Nawoj: Err on the side of conservative. You only have a few seconds to make a good first impression, so do it right.          

MLT: What should I bring?
Make sure you have plenty of updated resumes -- and make sure they are proofread and free of errors.

Winegardner: If you are exploring more than one sort of job, be sure to bring resumes tailored to each type of job you’re seeking. Also bring business cards and don’t forget to ask the interviewers for their cards. You don’t necessarily need to bring references; in fact, keeping them aside can provide you with a good excuse to follow up.          

MLT: What’s the best way to manage my time?
: Begin with the companies you’re least interested in. This will give you the chance to build your confidence and practice. Just don’t wait too long to meet with the companies you really want to target. It will be harder to make a memorable impression on someone at the end of a long day.

MLT: How long should I expect with each recruiter?
: No more than five minutes, maybe less. Recruiters will decide within the first 45 seconds whether your resume is going into Pile A or Pile B and also whether it’s going to the top or bottom of those piles. Make eye contact, use a firm handshake, speak clearly and have a rehearsed introduction ready to go. End your introduction with a question, which will help you engage the recruiters.

MLT: What if they ask about my salary requirements?
: It’s a “gotcha” question. In all likelihood, they are trying to see how you handle uncomfortable situations. Stay calm and instead of answering directly, say you’d love to hold off on the compensation discussion until you can meet them for a follow-up. Likewise, you should not bring up salary yourself.

MLT: How should I wrap up the exchange?
: Something along the lines of “I’d love to stay connected with you.
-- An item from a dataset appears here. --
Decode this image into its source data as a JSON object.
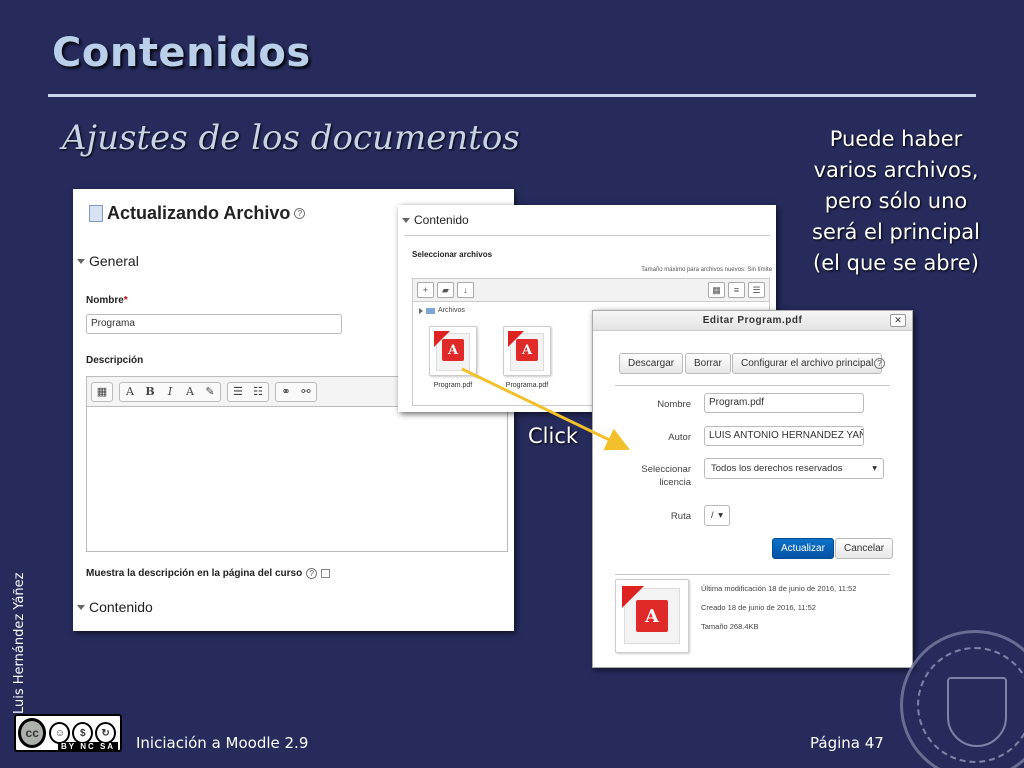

What’s the best way for me to do that?” If all has gone according to plan, you’ll be well on your way to scheduling your second interview.